Budget Worksheet

A budget worksheet is a tool that is the basic building block of any type of budget planning.  Whether you are an individual, family, or business you will need to budget your money so that you can see where your expenses are going.  The purpose of budgeting is to find out what money your are spending on a daily, weekly, monthly, and yearly basis and eliminate, or reduce, unnecessary expenditures so that you may save for the future.
Where this may all seem like a lot of data and overwhelming to you it can be accomplished by using a budget worksheet.  A budget worksheet will categorize your income, fixed expenses and variable expenses in a way that is easier to manage and find out where exactly your money is going to.
There are many resources for software that will provide you with a budget worksheet.  There are numerous free online budget worksheet resources that you can find on the internet including Quicken Online, Mvelopes, and Yodlee money center.  These resources will allow you to manually input data relating to your income and expenses to help you devise a plan for the future relating to your finances.  
Your budget worksheet should start with your income. This includes all stable income from your salary and other stable interest bearing assets such as bonds, income from rental property, and other cash inflow that is consistent over the month.  When compiling this data in your budget worksheet you should prepare in advance and have all documentation, including tax returns, to help you identify all the money that you have coming in.  If you have income that is dispersed on a yearly basis then you have two options.  You can either divide that number by 12 or use that number in your income calculation or you can remove the income amount from that item completely.  
Once that is done you should start compiling your monthly fixed expenses.  This includes rent, mortgage, car payments, insurance, phone bills, emergency funds, vacation funds, etc.  By subtracting your fixed expenses from your fixed income you will have a number left over that will account for the money you have left at the end of the month for variable expenses and savings.
It is now time to input your variable expenses into the budget worksheet. These can include minor luxuries, like coffee, or necessities such as groceries or gasoline.  The idea behind variable expenses is not to prioritize items but to gather information about expenses that may change from month to month.  Your variable expenses include clothing, entertainment, bills such as utilities and credit card bills that may change from month to month, food, and all incidentals, no matter how minor.

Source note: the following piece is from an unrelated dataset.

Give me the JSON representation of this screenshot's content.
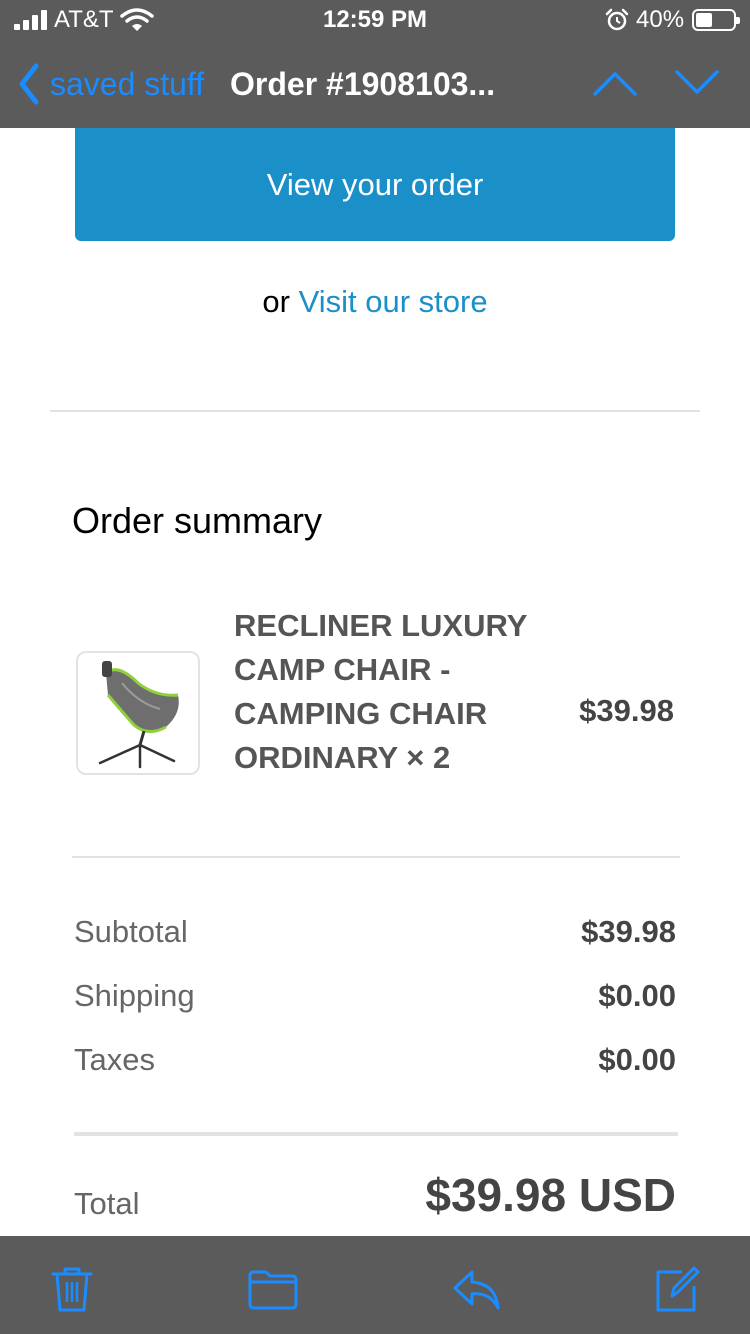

Once you have compiled the list of income, fixed expenses and variable expenses you can begin to realize how much money you are spending on a monthly basis and the impact that removing one of those items will have on your spending.  For example, you may not realize that your cigarette habit is costing you $100 a month until you compile your budget worksheet.  This will give you a good look at what this unnecessary expense is costing you over the span of time and may also give you motivation to quit.
It’s easy to find free budget worksheets but, like with anything, you get what you pay for.  There are many products out on the market that offer advanced budget worksheets and often take data directly from your bank accounts, lending institutions, and other accounts where you may have income generated or expenses building, and input that data directly into the budget worksheet.